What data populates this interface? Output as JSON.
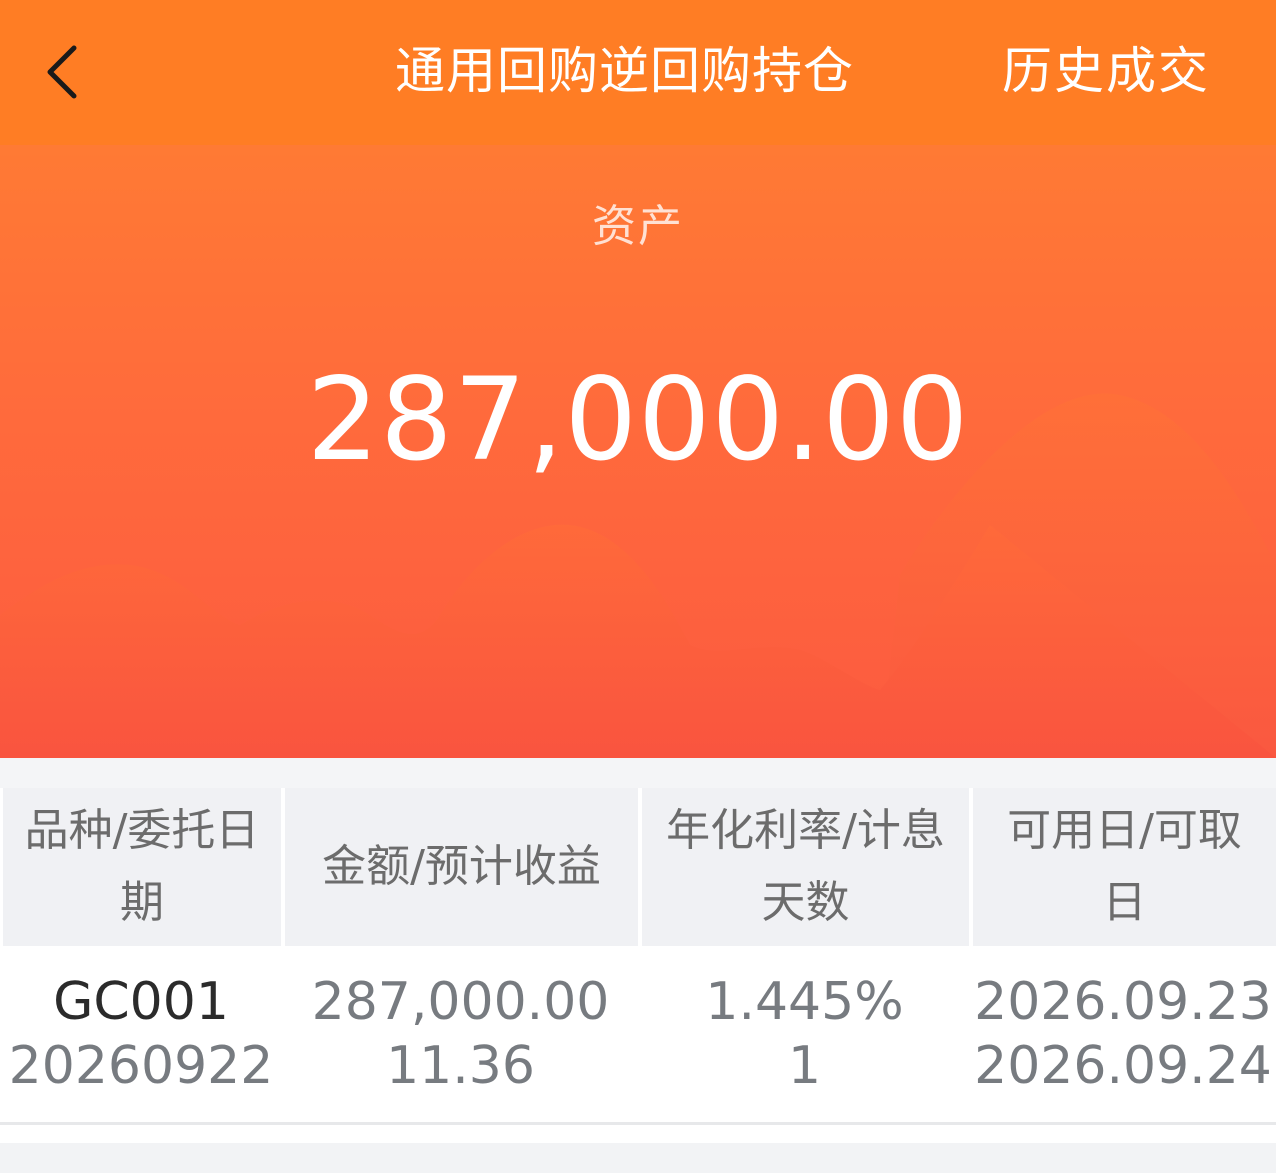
{
  "navbar": {
    "back_icon": "chevron-left-icon",
    "title": "通用回购逆回购持仓",
    "history_label": "历史成交"
  },
  "asset": {
    "label": "资产",
    "value": "287,000.00"
  },
  "table": {
    "headers": [
      "品种/委托日期",
      "金额/预计收益",
      "年化利率/计息天数",
      "可用日/可取日"
    ],
    "rows": [
      {
        "code": "GC001",
        "order_date": "20260922",
        "amount": "287,000.00",
        "expected_income": "11.36",
        "annual_rate": "1.445%",
        "days": "1",
        "available_date": "2026.09.23",
        "withdrawable_date": "2026.09.24"
      }
    ]
  },
  "colors": {
    "navbar": "#ff7d24",
    "hero_top": "#ff7a34",
    "hero_bottom": "#fc5a40",
    "header_bg": "#f0f1f4",
    "text_muted": "#777b80",
    "text_primary": "#2b2b2b"
  }
}
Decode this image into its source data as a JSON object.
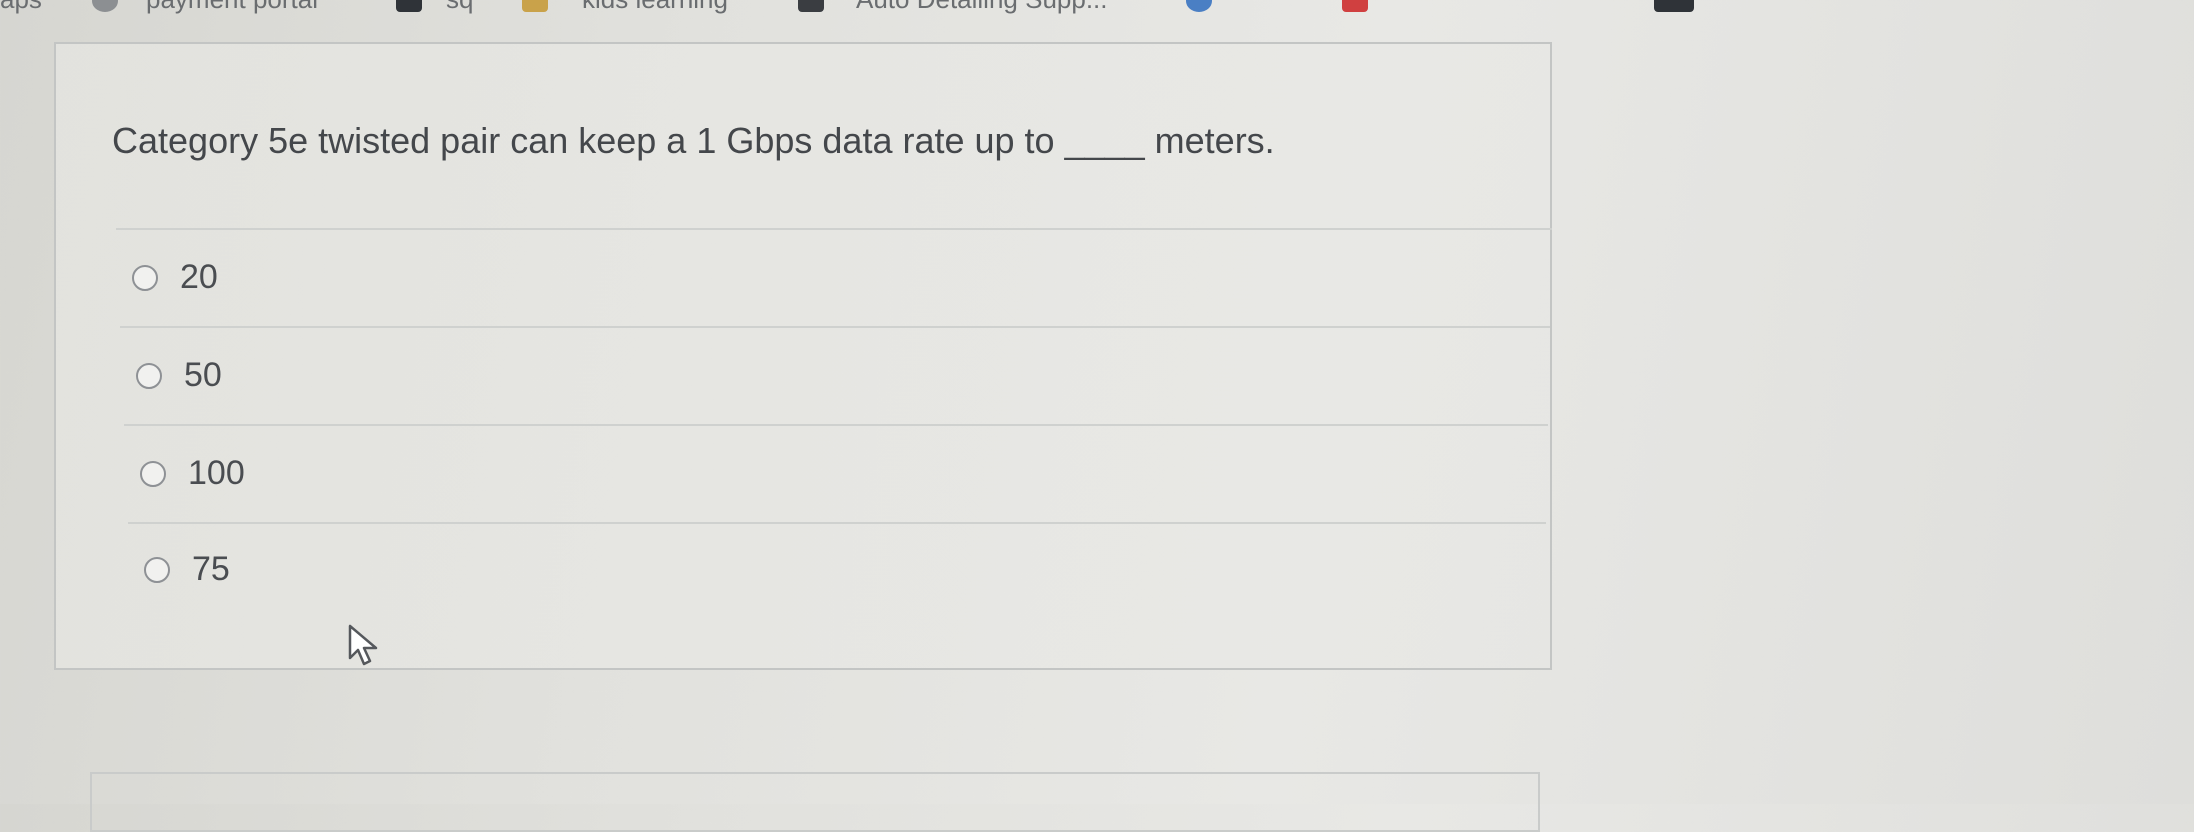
{
  "bookmarks": [
    {
      "label": "aps"
    },
    {
      "label": "payment portal"
    },
    {
      "label": "sq"
    },
    {
      "label": "kids learning"
    },
    {
      "label": "Auto Detailing Supp..."
    }
  ],
  "question": {
    "text": "Category 5e twisted pair can keep a 1 Gbps data rate up to ____ meters."
  },
  "options": [
    {
      "label": "20",
      "selected": false
    },
    {
      "label": "50",
      "selected": false
    },
    {
      "label": "100",
      "selected": false
    },
    {
      "label": "75",
      "selected": false
    }
  ],
  "colors": {
    "background": "#e1e1dd",
    "text": "#44474b",
    "border": "#c3c5c4"
  }
}
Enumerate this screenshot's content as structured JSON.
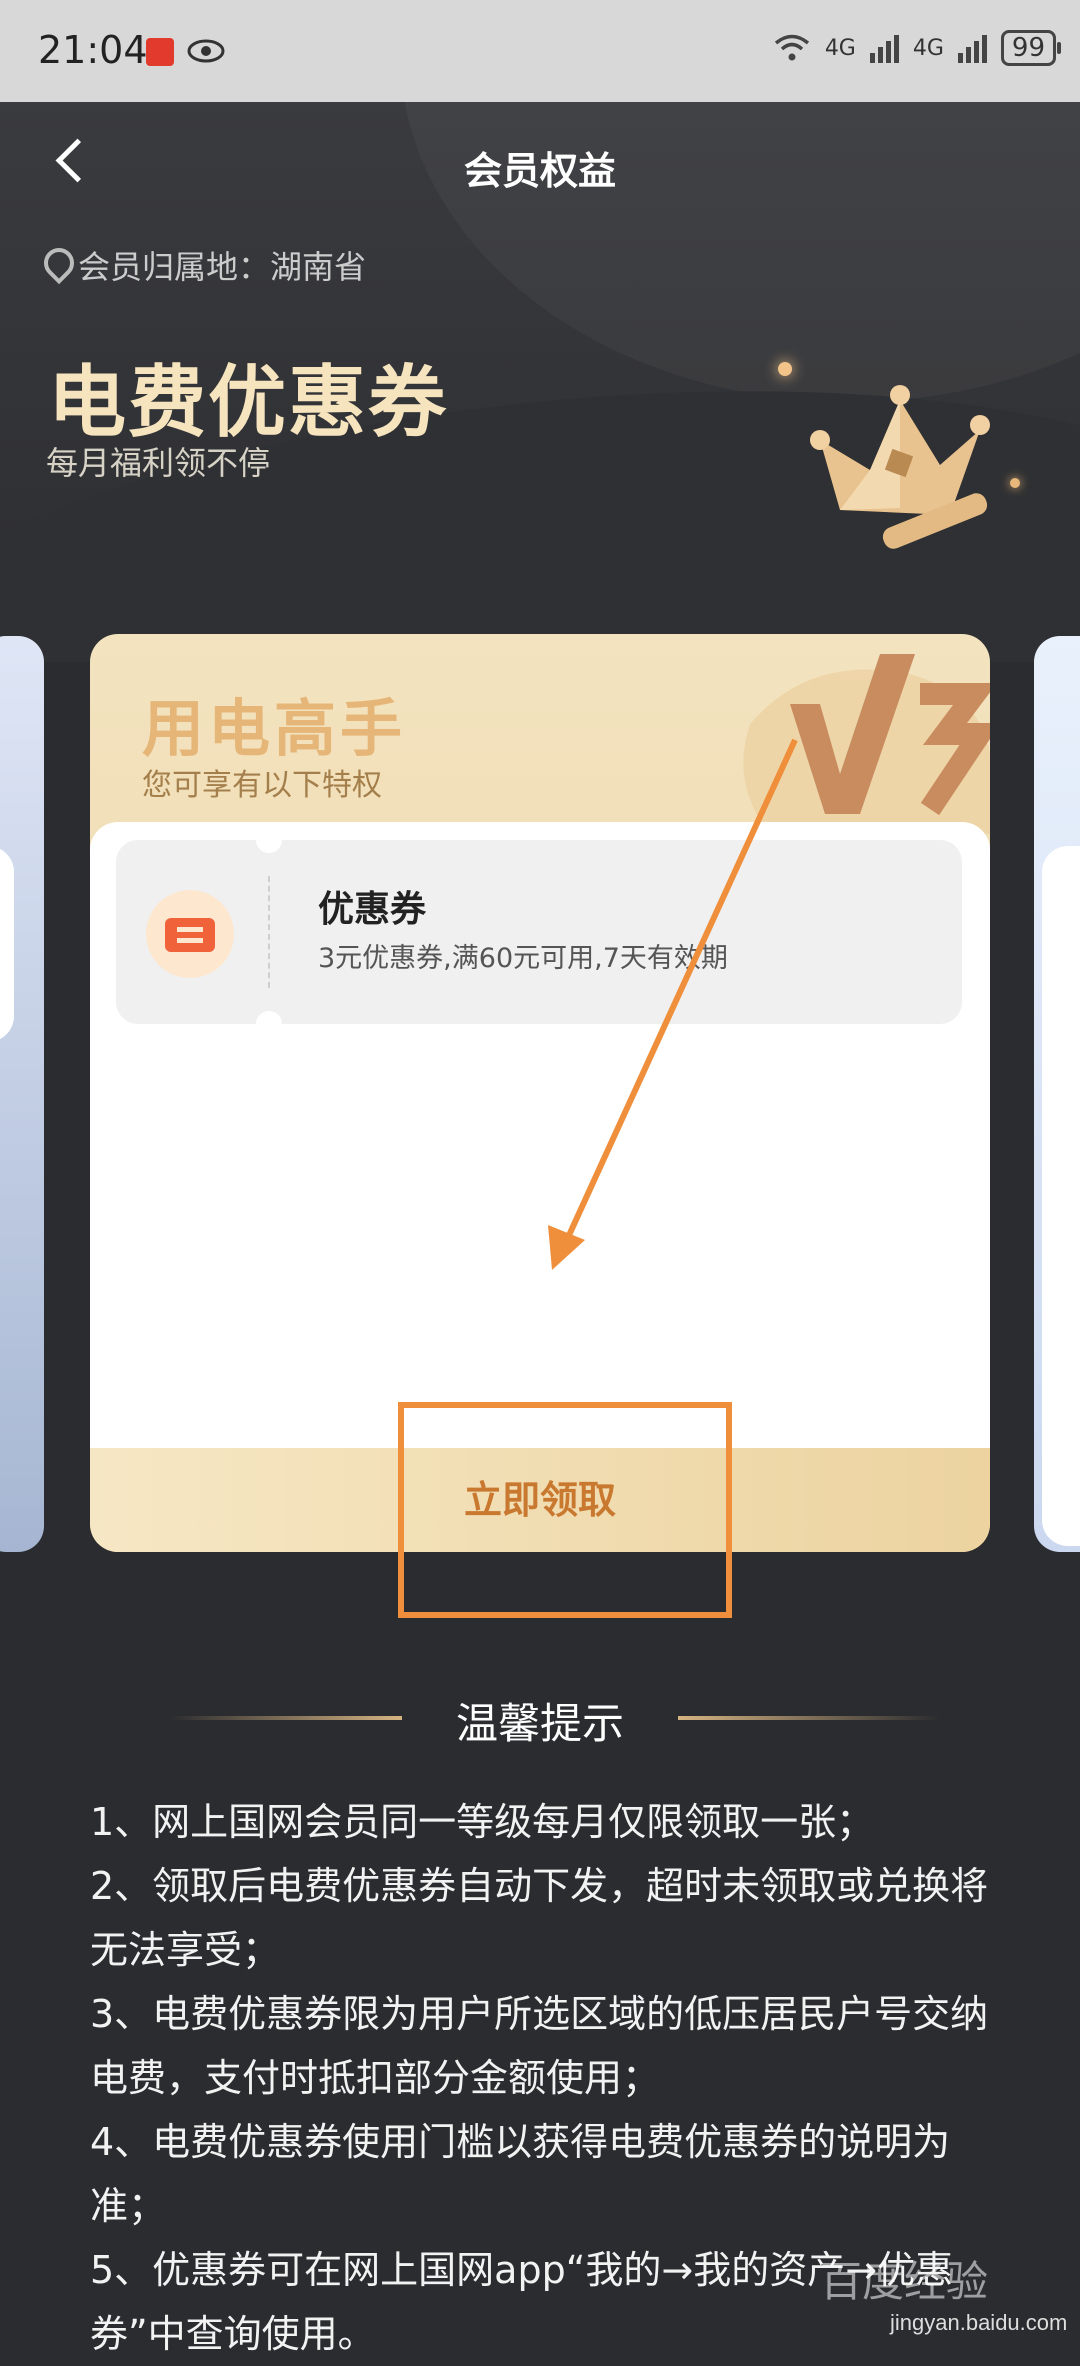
{
  "status_bar": {
    "time": "21:04",
    "network_1": "4G",
    "network_2": "4G",
    "battery": "99"
  },
  "header": {
    "title": "会员权益",
    "location": "会员归属地：湖南省",
    "big_title": "电费优惠券",
    "subtitle": "每月福利领不停"
  },
  "card": {
    "title": "用电高手",
    "subtitle": "您可享有以下特权",
    "coupon": {
      "name": "优惠券",
      "desc": "3元优惠券,满60元可用,7天有效期"
    },
    "claim_label": "立即领取"
  },
  "tips": {
    "title": "温馨提示",
    "items": [
      "1、网上国网会员同一等级每月仅限领取一张；",
      "2、领取后电费优惠券自动下发，超时未领取或兑换将无法享受；",
      "3、电费优惠券限为用户所选区域的低压居民户号交纳电费，支付时抵扣部分金额使用；",
      "4、电费优惠券使用门槛以获得电费优惠券的说明为准；",
      "5、优惠券可在网上国网app“我的→我的资产→优惠券”中查询使用。"
    ]
  },
  "watermark": {
    "text": "百度经验",
    "url": "jingyan.baidu.com"
  },
  "colors": {
    "accent": "#c9782f",
    "annotation": "#ef8f3c",
    "title_gold": "#f6e4bf"
  }
}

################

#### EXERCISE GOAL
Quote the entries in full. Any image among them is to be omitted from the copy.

#### THE ANSWER
What data populates this interface? Output as JSON.
{
  "navbar": {
    "back_icon": "chevron-left-icon",
    "title": "通用回购逆回购持仓",
    "history_label": "历史成交"
  },
  "asset": {
    "label": "资产",
    "value": "287,000.00"
  },
  "table": {
    "headers": [
      "品种/委托日期",
      "金额/预计收益",
      "年化利率/计息天数",
      "可用日/可取日"
    ],
    "rows": [
      {
        "code": "GC001",
        "order_date": "20260922",
        "amount": "287,000.00",
        "expected_income": "11.36",
        "annual_rate": "1.445%",
        "days": "1",
        "available_date": "2026.09.23",
        "withdrawable_date": "2026.09.24"
      }
    ]
  },
  "colors": {
    "navbar": "#ff7d24",
    "hero_top": "#ff7a34",
    "hero_bottom": "#fc5a40",
    "header_bg": "#f0f1f4",
    "text_muted": "#777b80",
    "text_primary": "#2b2b2b"
  }
}
Decode this image into its source data as a JSON object.
{
  "bookmarks": [
    {
      "label": "aps"
    },
    {
      "label": "payment portal"
    },
    {
      "label": "sq"
    },
    {
      "label": "kids learning"
    },
    {
      "label": "Auto Detailing Supp..."
    }
  ],
  "question": {
    "text": "Category 5e twisted pair can keep a 1 Gbps data rate up to ____ meters."
  },
  "options": [
    {
      "label": "20",
      "selected": false
    },
    {
      "label": "50",
      "selected": false
    },
    {
      "label": "100",
      "selected": false
    },
    {
      "label": "75",
      "selected": false
    }
  ],
  "colors": {
    "background": "#e1e1dd",
    "text": "#44474b",
    "border": "#c3c5c4"
  }
}
Enumerate this screenshot's content as structured JSON.
{
  "status_bar": {
    "time": "21:04",
    "network_1": "4G",
    "network_2": "4G",
    "battery": "99"
  },
  "header": {
    "title": "会员权益",
    "location": "会员归属地：湖南省",
    "big_title": "电费优惠券",
    "subtitle": "每月福利领不停"
  },
  "card": {
    "title": "用电高手",
    "subtitle": "您可享有以下特权",
    "coupon": {
      "name": "优惠券",
      "desc": "3元优惠券,满60元可用,7天有效期"
    },
    "claim_label": "立即领取"
  },
  "tips": {
    "title": "温馨提示",
    "items": [
      "1、网上国网会员同一等级每月仅限领取一张；",
      "2、领取后电费优惠券自动下发，超时未领取或兑换将无法享受；",
      "3、电费优惠券限为用户所选区域的低压居民户号交纳电费，支付时抵扣部分金额使用；",
      "4、电费优惠券使用门槛以获得电费优惠券的说明为准；",
      "5、优惠券可在网上国网app“我的→我的资产→优惠券”中查询使用。"
    ]
  },
  "watermark": {
    "text": "百度经验",
    "url": "jingyan.baidu.com"
  },
  "colors": {
    "accent": "#c9782f",
    "annotation": "#ef8f3c",
    "title_gold": "#f6e4bf"
  }
}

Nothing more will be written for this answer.